▶ _WHAT THE TASK REQUIRES_
Reproduce the listing below exactly. Pictures do not belong in the copy.

Start of EXERCISE DATA

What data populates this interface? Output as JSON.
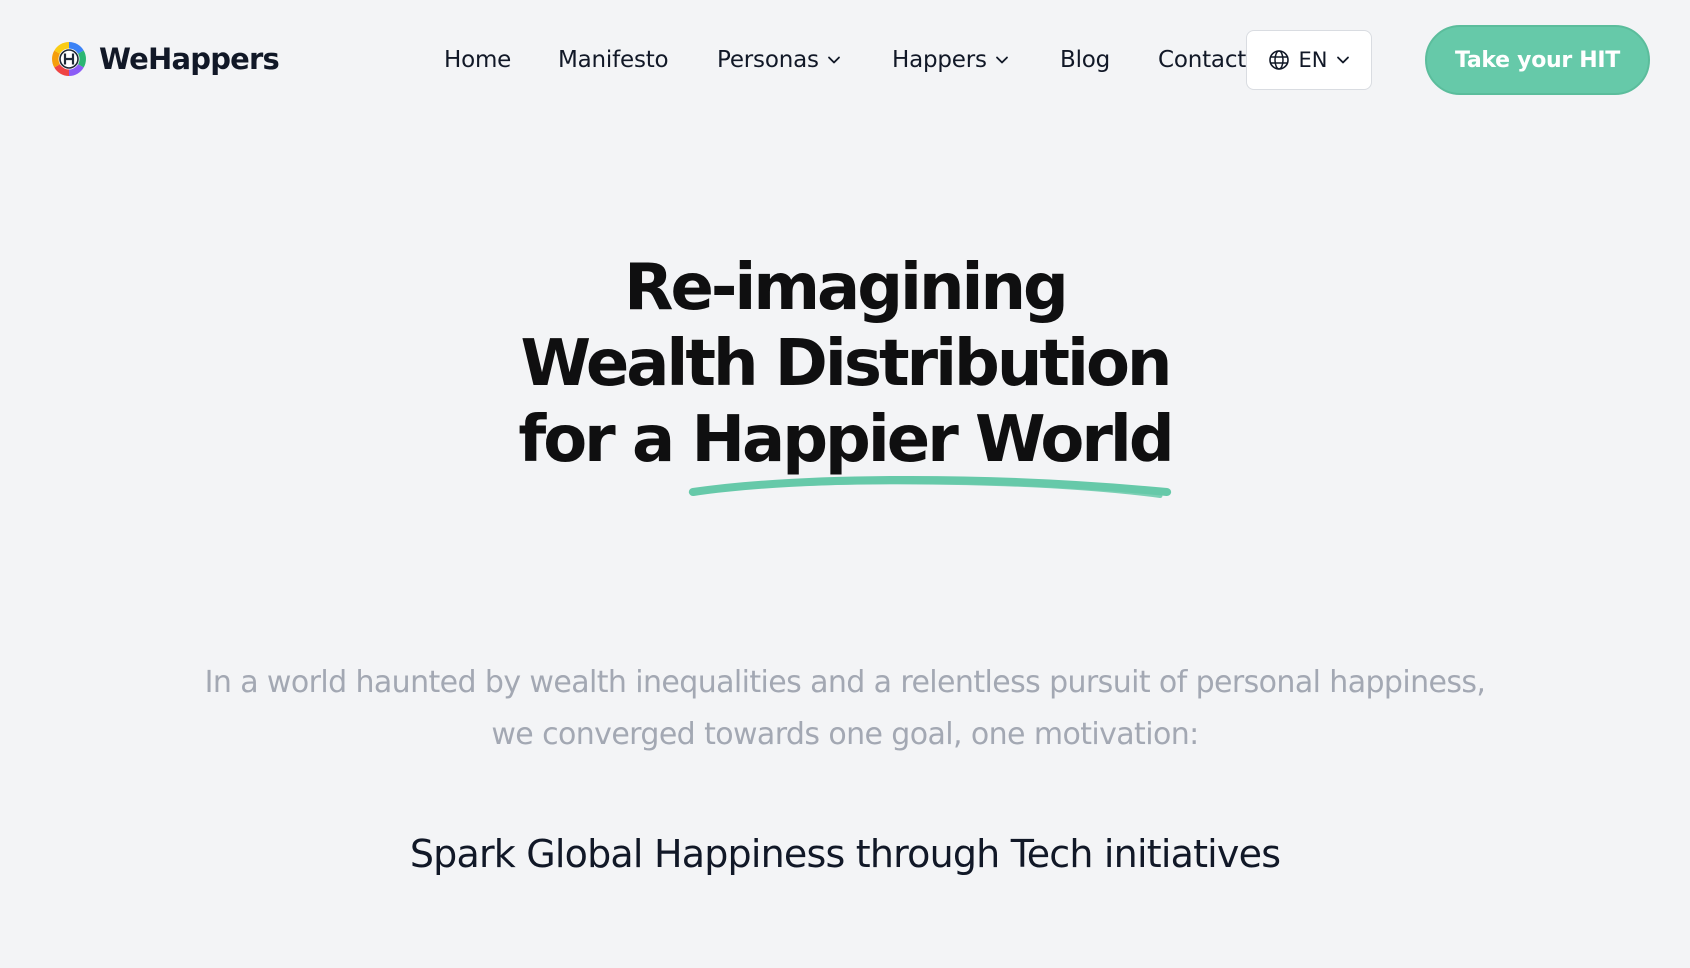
{
  "brand": {
    "name": "WeHappers",
    "logo_icon": "wehappers-logo-icon",
    "accent_color": "#66c9a9"
  },
  "nav": {
    "items": [
      {
        "label": "Home"
      },
      {
        "label": "Manifesto"
      },
      {
        "label": "Personas",
        "dropdown": true
      },
      {
        "label": "Happers",
        "dropdown": true
      },
      {
        "label": "Blog"
      },
      {
        "label": "Contact"
      }
    ]
  },
  "language": {
    "icon": "globe-icon",
    "selected": "EN"
  },
  "cta": {
    "label": "Take your HIT"
  },
  "hero": {
    "line1": "Re-imagining",
    "line2": "Wealth Distribution",
    "line3_prefix": "for a ",
    "line3_highlight": "Happier World",
    "underline_color": "#66c9a9"
  },
  "intro": {
    "line1": "In a world haunted by wealth inequalities and a relentless pursuit of personal happiness,",
    "line2": "we converged towards one goal, one motivation:"
  },
  "subhead": {
    "text": "Spark Global Happiness through Tech initiatives"
  }
}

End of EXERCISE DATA

▶ _ANSWER SECTION_
What data populates this interface? Output as JSON.
{
  "brand": {
    "name": "WeHappers",
    "logo_icon": "wehappers-logo-icon",
    "accent_color": "#66c9a9"
  },
  "nav": {
    "items": [
      {
        "label": "Home"
      },
      {
        "label": "Manifesto"
      },
      {
        "label": "Personas",
        "dropdown": true
      },
      {
        "label": "Happers",
        "dropdown": true
      },
      {
        "label": "Blog"
      },
      {
        "label": "Contact"
      }
    ]
  },
  "language": {
    "icon": "globe-icon",
    "selected": "EN"
  },
  "cta": {
    "label": "Take your HIT"
  },
  "hero": {
    "line1": "Re-imagining",
    "line2": "Wealth Distribution",
    "line3_prefix": "for a ",
    "line3_highlight": "Happier World",
    "underline_color": "#66c9a9"
  },
  "intro": {
    "line1": "In a world haunted by wealth inequalities and a relentless pursuit of personal happiness,",
    "line2": "we converged towards one goal, one motivation:"
  },
  "subhead": {
    "text": "Spark Global Happiness through Tech initiatives"
  }
}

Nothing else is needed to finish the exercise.